“It’s really hard for me to swallow that he is not up here at the table right now,” Scherzer said.

“Do you go to FanGraphs at all?” asked Murphy, a frequenter to the most illuminating baseball website that exists.

Let’s take a look. Why, there’s Rendon, fifth in the National League in wins above replacement, first among NL third basemen in on-base-plus-slugging percentage (.953). Shouldn’t he be an easy choice for the final vote, beating out Bryant, Justin Turner of the Dodgers, Miami’s Justin Bour and Colorado’s Mark Reynolds?

Throw in Gonzalez, too. The lefty, previously infuriating, has a 2.77 ERA. You know who’s better than that among NL starters with enough innings to qualify? Scherzer and Kershaw. That’s it. When another NL starter announces he can’t pitch in the game because he is starting Sunday, Gonzalez should be the choice to replace him over Alex Wood of the Dodgers, whose 1.83 ERA comes in just 73 innings to Gonzalez’s 107⅔ .

Drink all that in, and we get to this: The Nats have an undeniable weakness that threatens to undermine all of this. “We know we’re going to get our bullpen fixed,” Baker said.

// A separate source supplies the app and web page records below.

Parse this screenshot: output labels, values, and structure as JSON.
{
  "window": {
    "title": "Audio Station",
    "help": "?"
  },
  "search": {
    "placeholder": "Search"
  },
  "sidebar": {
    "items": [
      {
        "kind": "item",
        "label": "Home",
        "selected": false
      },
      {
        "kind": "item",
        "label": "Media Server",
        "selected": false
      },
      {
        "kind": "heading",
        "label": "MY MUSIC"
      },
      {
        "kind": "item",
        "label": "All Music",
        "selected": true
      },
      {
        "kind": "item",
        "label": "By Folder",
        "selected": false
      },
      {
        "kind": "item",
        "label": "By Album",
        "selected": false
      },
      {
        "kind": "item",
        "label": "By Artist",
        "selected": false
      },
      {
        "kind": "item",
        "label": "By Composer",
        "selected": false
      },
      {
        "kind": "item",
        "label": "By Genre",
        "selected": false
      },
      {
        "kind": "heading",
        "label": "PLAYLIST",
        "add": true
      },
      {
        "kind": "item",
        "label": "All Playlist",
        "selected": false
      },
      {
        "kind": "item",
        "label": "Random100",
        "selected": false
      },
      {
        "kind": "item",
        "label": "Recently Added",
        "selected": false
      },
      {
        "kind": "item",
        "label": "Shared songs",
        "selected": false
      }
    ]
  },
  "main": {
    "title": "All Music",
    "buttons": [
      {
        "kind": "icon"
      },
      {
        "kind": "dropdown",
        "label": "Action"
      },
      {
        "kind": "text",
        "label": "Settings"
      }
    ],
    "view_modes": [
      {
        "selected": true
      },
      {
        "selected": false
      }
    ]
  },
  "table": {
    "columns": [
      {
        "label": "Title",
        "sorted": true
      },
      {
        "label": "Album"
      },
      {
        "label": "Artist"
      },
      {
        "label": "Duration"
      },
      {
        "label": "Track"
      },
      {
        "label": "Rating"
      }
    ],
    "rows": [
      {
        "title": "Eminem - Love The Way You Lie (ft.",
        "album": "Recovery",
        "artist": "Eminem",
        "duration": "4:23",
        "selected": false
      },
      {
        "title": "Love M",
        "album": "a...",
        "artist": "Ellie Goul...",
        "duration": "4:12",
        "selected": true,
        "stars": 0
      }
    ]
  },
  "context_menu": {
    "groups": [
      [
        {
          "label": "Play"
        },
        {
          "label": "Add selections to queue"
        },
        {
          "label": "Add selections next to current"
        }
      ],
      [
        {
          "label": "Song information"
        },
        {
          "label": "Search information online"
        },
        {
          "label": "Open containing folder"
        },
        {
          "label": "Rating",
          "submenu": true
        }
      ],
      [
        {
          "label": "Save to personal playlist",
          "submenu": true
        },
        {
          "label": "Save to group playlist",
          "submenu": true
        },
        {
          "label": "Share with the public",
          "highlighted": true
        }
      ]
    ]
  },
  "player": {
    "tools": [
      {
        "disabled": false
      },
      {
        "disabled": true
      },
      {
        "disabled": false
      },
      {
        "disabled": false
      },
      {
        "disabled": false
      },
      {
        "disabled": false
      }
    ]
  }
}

But the stars, they’re waiting for that to happen. It’d be a shame if the bullpen’s issues distracted us from appreciating them, because they’re right here, before our eyes.